Puck-drop for the Winnipeg Jets regular season is slated to start in 16 days, and the team’s general manager says the key to a successful campaign will be adaptability.
The NHL announced suddenly last week that a 56-game regular season would start mid-January. The Winnipeg Jets are in a division with the other six Canadian NHL teams, and open their season at home against the Calgary Flames on Jan. 14, 2021.
“The team that doesn’t get flustered when something happens, or there’s a delay, or your [COVID-19] tests don’t show up on time and you have to delay practice for three hours — those are the kind of things we might have to face,” said Jets GM Kevin Cheveldayoff during a news conference Tuesday.
“The teams that can adapt to that and roll with those kinds of punches are the ones that are going to be successful.”
There are several other challenges facing the Jets this year, including finding a way to gel in spite of the various health restrictions in place, said Cheveldayoff.
“Hockey is such a team sport, and you have to rely on that person sitting next to you so much. That person is going to be sitting six feet away, sort of speak,” he said. “Will you have the ability to build that kind of chemistry, that kind of bond?”
The 2019-20 NHL regular season was put on hold last March due to the COVID-19 pandemic. When play resumed in the NHL bubble, players had to work to build cohesiveness again with their teammates, Cheveldayoff explained.
The season ahead is completely new, and the team has new players that have to be integrated into the lineup and the culture, he said.
Also, team’s have to adjust to a different type of schedule. In order to limit travel while maximizing the number of games played, teams will play many mini-series against each other like baseball teams do.
NHL teams don’t typically play a series format unless it’s a playoff series, Cheveldayoff said.
The Jets will play against the other Canadian teams nine or 10 times each this year. Of the seven Canadian teams, only the Ottawa Senators were not in the bubble last summer. Three of the teams — the Montreal Canadiens, Vancouver Canucks and Calgary Flames — made the playoffs.
“It’s going to be a very competitive division,” said Winnipeg Jets center Andrew Copp. “You can look at the teams one through seven, and no matter what way it shakes out you wouldn’t really be surprised.
“We’re looking forward to the challenge.”
This year there is a shortened training camp and preseason, but Copp says that adds urgency to practice and the first regular season games.

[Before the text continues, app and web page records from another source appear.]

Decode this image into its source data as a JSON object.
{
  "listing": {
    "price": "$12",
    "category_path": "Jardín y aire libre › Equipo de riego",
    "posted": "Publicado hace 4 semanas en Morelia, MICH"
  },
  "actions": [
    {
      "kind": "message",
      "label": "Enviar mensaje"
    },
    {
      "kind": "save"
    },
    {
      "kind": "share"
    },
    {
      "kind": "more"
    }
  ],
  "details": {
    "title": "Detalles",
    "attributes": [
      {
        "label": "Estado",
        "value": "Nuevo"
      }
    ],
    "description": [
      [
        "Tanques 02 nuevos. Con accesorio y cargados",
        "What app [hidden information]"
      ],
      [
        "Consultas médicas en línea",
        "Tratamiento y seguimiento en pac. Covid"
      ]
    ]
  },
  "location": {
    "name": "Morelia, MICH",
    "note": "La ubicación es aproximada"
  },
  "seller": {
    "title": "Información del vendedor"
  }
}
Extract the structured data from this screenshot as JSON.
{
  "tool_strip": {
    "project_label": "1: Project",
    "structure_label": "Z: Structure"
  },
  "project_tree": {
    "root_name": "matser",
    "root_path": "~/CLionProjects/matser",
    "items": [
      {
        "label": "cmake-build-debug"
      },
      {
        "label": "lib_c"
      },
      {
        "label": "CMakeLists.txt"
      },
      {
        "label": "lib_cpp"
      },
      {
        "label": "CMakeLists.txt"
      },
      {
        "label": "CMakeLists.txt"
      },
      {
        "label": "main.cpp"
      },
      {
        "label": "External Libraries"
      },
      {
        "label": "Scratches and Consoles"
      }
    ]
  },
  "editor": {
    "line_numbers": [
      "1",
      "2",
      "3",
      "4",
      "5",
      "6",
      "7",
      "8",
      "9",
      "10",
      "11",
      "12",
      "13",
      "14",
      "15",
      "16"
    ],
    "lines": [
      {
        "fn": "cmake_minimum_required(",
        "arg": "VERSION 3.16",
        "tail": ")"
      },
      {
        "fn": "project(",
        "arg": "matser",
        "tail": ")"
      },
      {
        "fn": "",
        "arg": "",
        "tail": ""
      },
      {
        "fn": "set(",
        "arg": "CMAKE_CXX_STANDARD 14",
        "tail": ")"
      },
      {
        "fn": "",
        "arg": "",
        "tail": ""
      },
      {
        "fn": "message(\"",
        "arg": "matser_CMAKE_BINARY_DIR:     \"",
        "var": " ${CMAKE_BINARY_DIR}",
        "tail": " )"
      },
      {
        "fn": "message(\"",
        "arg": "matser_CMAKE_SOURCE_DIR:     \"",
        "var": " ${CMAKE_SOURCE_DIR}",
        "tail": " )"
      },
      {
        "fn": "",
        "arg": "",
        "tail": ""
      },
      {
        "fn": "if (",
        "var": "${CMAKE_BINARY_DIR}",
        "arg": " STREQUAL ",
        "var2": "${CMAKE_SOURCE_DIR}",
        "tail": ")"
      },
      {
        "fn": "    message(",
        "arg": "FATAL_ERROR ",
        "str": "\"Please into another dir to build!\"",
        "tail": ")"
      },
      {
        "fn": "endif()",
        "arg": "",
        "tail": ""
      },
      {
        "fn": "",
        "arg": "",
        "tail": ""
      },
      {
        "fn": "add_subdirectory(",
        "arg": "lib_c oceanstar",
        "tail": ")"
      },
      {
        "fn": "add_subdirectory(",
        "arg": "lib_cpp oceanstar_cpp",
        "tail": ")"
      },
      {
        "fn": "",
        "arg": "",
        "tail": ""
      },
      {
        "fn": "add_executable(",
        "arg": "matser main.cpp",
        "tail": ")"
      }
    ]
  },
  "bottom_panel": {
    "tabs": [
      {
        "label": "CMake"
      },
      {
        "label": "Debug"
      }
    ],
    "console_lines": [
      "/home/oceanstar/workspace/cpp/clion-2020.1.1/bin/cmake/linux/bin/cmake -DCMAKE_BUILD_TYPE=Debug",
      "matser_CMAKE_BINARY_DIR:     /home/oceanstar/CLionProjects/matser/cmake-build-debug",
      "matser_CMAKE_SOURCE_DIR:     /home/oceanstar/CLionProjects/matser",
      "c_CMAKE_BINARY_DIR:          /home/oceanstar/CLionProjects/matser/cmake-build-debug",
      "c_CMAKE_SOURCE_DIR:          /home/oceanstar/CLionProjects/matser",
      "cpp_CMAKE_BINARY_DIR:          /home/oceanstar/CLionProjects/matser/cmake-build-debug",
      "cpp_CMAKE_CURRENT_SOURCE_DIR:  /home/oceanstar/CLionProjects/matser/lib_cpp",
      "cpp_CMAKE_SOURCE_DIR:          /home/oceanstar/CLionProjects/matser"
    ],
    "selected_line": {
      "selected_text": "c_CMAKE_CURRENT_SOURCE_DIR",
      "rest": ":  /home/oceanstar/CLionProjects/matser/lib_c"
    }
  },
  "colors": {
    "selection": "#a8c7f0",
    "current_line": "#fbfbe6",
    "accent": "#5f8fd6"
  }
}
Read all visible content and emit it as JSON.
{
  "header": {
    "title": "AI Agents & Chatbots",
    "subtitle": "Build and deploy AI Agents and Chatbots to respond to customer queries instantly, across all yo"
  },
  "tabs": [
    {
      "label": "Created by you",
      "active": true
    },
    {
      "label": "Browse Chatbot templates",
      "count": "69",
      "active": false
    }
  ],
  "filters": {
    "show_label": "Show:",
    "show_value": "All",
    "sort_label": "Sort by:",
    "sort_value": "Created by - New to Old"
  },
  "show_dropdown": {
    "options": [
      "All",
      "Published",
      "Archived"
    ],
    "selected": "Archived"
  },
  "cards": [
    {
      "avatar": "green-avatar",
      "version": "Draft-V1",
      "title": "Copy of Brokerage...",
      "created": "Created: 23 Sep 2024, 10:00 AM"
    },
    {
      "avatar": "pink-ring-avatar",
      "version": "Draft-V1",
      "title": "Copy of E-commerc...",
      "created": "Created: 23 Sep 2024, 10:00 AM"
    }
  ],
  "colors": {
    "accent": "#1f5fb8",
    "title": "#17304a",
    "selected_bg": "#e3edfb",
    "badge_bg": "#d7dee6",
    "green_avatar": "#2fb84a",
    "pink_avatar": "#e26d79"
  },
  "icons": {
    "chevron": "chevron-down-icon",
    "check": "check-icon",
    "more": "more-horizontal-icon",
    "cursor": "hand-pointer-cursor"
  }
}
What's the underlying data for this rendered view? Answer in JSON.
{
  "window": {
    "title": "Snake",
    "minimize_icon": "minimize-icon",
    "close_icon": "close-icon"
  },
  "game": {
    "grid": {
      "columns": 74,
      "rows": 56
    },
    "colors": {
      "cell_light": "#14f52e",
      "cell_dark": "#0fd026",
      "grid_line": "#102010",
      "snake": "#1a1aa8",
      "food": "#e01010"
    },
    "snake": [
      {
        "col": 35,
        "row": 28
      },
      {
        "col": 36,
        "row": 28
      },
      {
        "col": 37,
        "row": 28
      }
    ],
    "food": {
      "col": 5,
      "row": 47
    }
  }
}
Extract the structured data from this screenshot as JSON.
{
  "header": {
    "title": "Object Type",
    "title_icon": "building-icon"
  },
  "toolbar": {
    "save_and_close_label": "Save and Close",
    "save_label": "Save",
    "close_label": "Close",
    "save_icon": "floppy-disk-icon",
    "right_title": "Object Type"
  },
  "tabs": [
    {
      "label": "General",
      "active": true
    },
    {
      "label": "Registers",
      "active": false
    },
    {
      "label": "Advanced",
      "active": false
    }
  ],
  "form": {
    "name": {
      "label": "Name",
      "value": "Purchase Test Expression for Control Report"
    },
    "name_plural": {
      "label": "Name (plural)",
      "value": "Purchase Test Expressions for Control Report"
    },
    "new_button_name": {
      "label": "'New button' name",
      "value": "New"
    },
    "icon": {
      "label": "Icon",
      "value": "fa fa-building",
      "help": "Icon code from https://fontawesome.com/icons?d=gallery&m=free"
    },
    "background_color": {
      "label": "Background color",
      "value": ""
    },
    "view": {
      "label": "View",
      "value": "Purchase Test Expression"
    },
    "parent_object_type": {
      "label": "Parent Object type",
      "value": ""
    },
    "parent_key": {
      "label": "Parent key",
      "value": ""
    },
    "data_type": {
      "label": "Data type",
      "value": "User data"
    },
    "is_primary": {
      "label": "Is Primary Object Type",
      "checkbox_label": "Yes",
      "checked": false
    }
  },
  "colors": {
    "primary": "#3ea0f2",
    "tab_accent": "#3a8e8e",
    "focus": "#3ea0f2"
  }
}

“We have to be ready right away,” he said. “We can’t start out 0-4.”
Jets hope to give some joy amid 2nd wave
Many places around the world have been forced to partially lockdown again because of the severity of the second wave of the COVID-19 pandemic, and the five provinces with NHL teams are no exception.
The Winnipeg health region was put under red level, or critical, COVID-19 restrictions on Nov. 2. All of Manitoba was put under those same restrictions on Nov. 12, and red level restrictions will remain in effect until at least Jan. 8, 2021.
As a result, people had to stop playing sports and were discouraged against unnecessary travel.
When the NHL announced its regular season, it was a surprise because hours earlier, provincial health officials, including Dr. Jazz Atwal, Manitoba’s acting deputy chief public health officer, had said discussions with the NHL were still ongoing about how to navigate public health guidelines.
NHL deputy commissioner Bill Daly later believed the league received the go-ahead after receiving a note from Dr. Deena Hinshaw, Alberta’s chief medical officer of health, on behalf of the top health officials from the five affected jurisdictions.
The note asked for increased COVID-19 testing than what was originally detailed in the return-to-play plan, or for the NHL to create another bubble for the Canadian teams.
Dr. Atwal would not speak specifically to the concessions made when asked about them by a reporter during a news conference Tuesday, citing that he has not seen a final return-to-play plan.
“From a player’s perspective, they had a good plan and we had some recommendations to help mitigate risk even further,” Atwal said. “Those recommendations were provided to the NHL. So at this point, I think we’re just going to wait to hear back from them.”
Cheveldayoff, who has been on some of the calls between the NHL and public health officials, told reporters Tuesday that the health rules for players will be restrictive
But ultimately, he hopes that NHL hockey — and the Jets in particular — can bring some joy to people during a severe second wave of the COVID-19 pandemic.
“I think everyone’s looking for something that will make them feel good, and we hope that we can provide that in a lot of different ways,” he said.